Here is what Rosa Parks had to say about her decision to remain in her seat:
I did not want to be mistreated, I did not want to be deprived of a seat that I had paid for. It was just time... there was opportunity for me to take a stand to express the way I felt about being treated in that manner. I had not planned to get arrested. I had plenty to do without having to end up in jail. But when I had to face that decision, I didn't hesitate to do so because I felt that we had endured that too long. The more we gave in, the more we complied with that kind of treatment, the more oppressive it became
This act of courage by one woman was the beginning of the end of segregation.

Cold War

When the Soviet Union was at the height of it's power, the world was in a perpetual state of fear wondering when the war to end all wars would begin. Countries were busy building up their nuclear arsenals and a lot of heated talk between those countries behind the iron curtain and the free world was ongoing. Nothing really seemed to halt the escalation of the threats by the Soviet Union against our country, so we built nuclear fall-out shelters and the status-quo of believing there would one day be a nuclear holocaust was fixed in the minds of most Americans. I was a child during most of this, but even I recall thinking that the end of this world would probably come at the hands of the Soviet Union. I wasn't aware of all the details, of course, but it just seemed all the 'grown-ups' had pretty much given up the idea we could or should find a way to stop the Soviet threat.  Then along came Ronald Reagan, and all of that changed. 

Reagan was fearless in the face of the Soviet threat. He began negotiations with Soviet leaders in spite of dire warnings by his advisers. His idea for a nuclear defense shield (and it was only an idea, it never was developed) actually put the Soviets on the defense for the first time. Mikhail Gorbachev, General Secretary of the Soviet Union, met with Reagan and not only did the two get along, they became friends. The events that transpired as a result of Reagan's negotiations with Gorbachev are too numerous to list here, but essentially, Reagan was the catalyst that caused the dissolution of the Soviet Union and the end of the Cold War. The vision and courage of one man, brought down one of the world's greatest super-powers.

It is time for us to step out of our comfort zone. We may not have the political savvy of a Ronald Reagan, but every citizen of this country that really values freedom has what it takes to stand up for the principles that built this nation. We don't have to just accept the norms being forced on us by a godless Hollywood or liberal government.
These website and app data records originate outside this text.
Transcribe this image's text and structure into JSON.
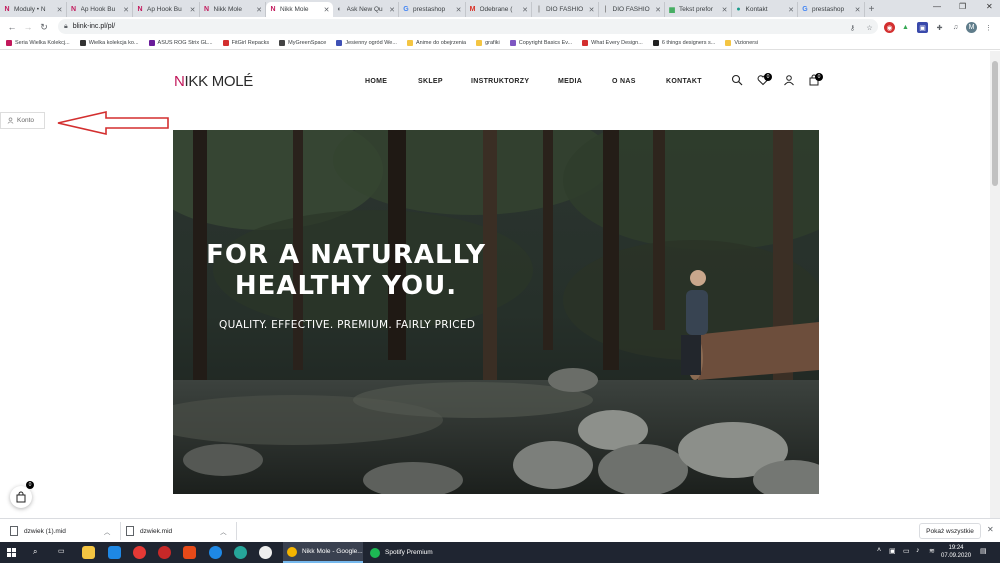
{
  "browser": {
    "tabs": [
      {
        "title": "Moduły • N",
        "fav": "N",
        "favcolor": "#c2185b"
      },
      {
        "title": "Ap Hook Bu",
        "fav": "N",
        "favcolor": "#c2185b"
      },
      {
        "title": "Ap Hook Bu",
        "fav": "N",
        "favcolor": "#c2185b"
      },
      {
        "title": "Nikk Mole",
        "fav": "N",
        "favcolor": "#c2185b"
      },
      {
        "title": "Nikk Mole",
        "fav": "N",
        "favcolor": "#c2185b"
      },
      {
        "title": "Ask New Qu",
        "fav": "◐",
        "favcolor": "#5f6368"
      },
      {
        "title": "prestashop",
        "fav": "G",
        "favcolor": "#4285f4"
      },
      {
        "title": "Odebrane (",
        "fav": "M",
        "favcolor": "#d93025"
      },
      {
        "title": "DIO FASHIO",
        "fav": "|",
        "favcolor": "#888"
      },
      {
        "title": "DIO FASHIO",
        "fav": "|",
        "favcolor": "#888"
      },
      {
        "title": "Tekst prefor",
        "fav": "▦",
        "favcolor": "#34a853"
      },
      {
        "title": "Kontakt",
        "fav": "●",
        "favcolor": "#1a9b8c"
      },
      {
        "title": "prestashop",
        "fav": "G",
        "favcolor": "#4285f4"
      }
    ],
    "new_tab": "+",
    "url": "blink-inc.pl/pl/",
    "bookmarks": [
      {
        "label": "Seria Wielka Kolekcj...",
        "color": "#c2185b"
      },
      {
        "label": "Wielka kolekcja ko...",
        "color": "#333"
      },
      {
        "label": "ASUS ROG Strix GL...",
        "color": "#6a1b9a"
      },
      {
        "label": "FitGirl Repacks",
        "color": "#d32f2f"
      },
      {
        "label": "MyGreenSpace",
        "color": "#444"
      },
      {
        "label": "Jesienny ogród We...",
        "color": "#3f51b5"
      },
      {
        "label": "Anime do obejrzenia",
        "color": "#f4c542"
      },
      {
        "label": "grafiki",
        "color": "#f4c542"
      },
      {
        "label": "Copyright Basics Ev...",
        "color": "#7e57c2"
      },
      {
        "label": "What Every Design...",
        "color": "#d32f2f"
      },
      {
        "label": "6 things designers s...",
        "color": "#222"
      },
      {
        "label": "Vizionersi",
        "color": "#f4c542"
      }
    ]
  },
  "site": {
    "logo": "NIKK MOLÉ",
    "logo_first": "N",
    "logo_rest": "IKK MOLÉ",
    "menu": [
      "HOME",
      "SKLEP",
      "INSTRUKTORZY",
      "MEDIA",
      "O NAS",
      "KONTAKT"
    ],
    "wishlist_count": "0",
    "cart_count": "0",
    "konto_label": "Konto",
    "hero": {
      "line1": "FOR A NATURALLY",
      "line2": "HEALTHY YOU.",
      "subtitle": "QUALITY. EFFECTIVE. PREMIUM. FAIRLY PRICED"
    },
    "float_cart_count": "0"
  },
  "downloads": {
    "items": [
      "dzwiek (1).mid",
      "dzwiek.mid"
    ],
    "show_all": "Pokaż wszystkie"
  },
  "taskbar": {
    "apps": [
      {
        "label": "Nikk Mole - Google...",
        "color": "#f4b400"
      },
      {
        "label": "Spotify Premium",
        "color": "#1db954"
      }
    ],
    "time": "19:24",
    "date": "07.09.2020"
  }
}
We have a right to be heard and represented. It may mean sacrificing a little personal comfort, but is that really so much to give up? It is time to speak loudly and often and fight back against forces that would turn this country into a failed socialist state. Too many people have worked too hard and many have died to give us this great country. It is simply unacceptable for us to lay down and allow it to be taken away from us without a fight. 


  1. Awesome post.

    It isn't just politicians that make a difference. Often change takes place through the act of one indiviudal - that has had enough of tyranny. Like Rosa Parks!

    We as individuals can do something. For Rosa Parks? All she had to do was to take a seat for liberty. One small act changed a nation.

    I think I can hear the liberty bell ringing.

    “Be the change you want to see in the world.” - Gandhi

  2. No doubt, and we will have to fight some in our own party!